A less obvious downside of Donald Trump’s presidency is that we might never know what will happen when the EPA’s 2025 fuel economy regulations come into force.

Read more: Donald Trump may ditch ‘onerous’ US fuel economy laws

If buyers won’t buy the cars that legislators want them to, what happens next? State laws banning certain vehicles and engine sizes?

There’s an argument that climate change regulations and the free market are on course for a huge collision.

Since the first EU CO2 laws in 1998, car makers have been using diesel to drop fleet CO2 to the planned 95g/km average in 2020/21.

However, the introduction of real-world tests for both fuel economy and tailpipe pollution could make hitting that target impossible.

All diesel vehicles will need costly high-volume urea injection in a bid to pass the stringent pollution tests and possibly even mild hybridisation to meet the CO2 targets.

It’s possible that vehicles built to meet these EU laws will be priced out of the market, or manufacturers won’t make a profit. Mass-market Volkswagen Golf-class cars could be rendered loss-making.

An exaggeration?

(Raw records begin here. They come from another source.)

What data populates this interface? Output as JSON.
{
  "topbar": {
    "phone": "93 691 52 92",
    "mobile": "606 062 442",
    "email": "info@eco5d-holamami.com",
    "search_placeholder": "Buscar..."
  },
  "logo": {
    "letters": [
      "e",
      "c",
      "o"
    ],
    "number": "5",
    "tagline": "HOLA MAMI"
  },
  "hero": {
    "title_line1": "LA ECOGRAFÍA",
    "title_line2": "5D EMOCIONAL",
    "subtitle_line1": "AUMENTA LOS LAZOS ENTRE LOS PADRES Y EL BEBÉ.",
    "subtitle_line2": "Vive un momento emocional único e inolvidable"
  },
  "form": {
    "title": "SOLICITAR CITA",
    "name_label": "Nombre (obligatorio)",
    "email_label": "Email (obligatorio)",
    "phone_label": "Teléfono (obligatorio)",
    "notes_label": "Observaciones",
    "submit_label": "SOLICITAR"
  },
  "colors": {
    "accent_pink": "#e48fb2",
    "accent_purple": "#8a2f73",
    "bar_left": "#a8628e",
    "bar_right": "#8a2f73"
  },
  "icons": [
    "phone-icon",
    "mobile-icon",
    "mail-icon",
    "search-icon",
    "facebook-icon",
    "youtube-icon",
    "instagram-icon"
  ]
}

In three years, Mercedes’ cars have to average around 64mpg and Ford’s about 78mpg.

Read more: Donald Trump versus the car industry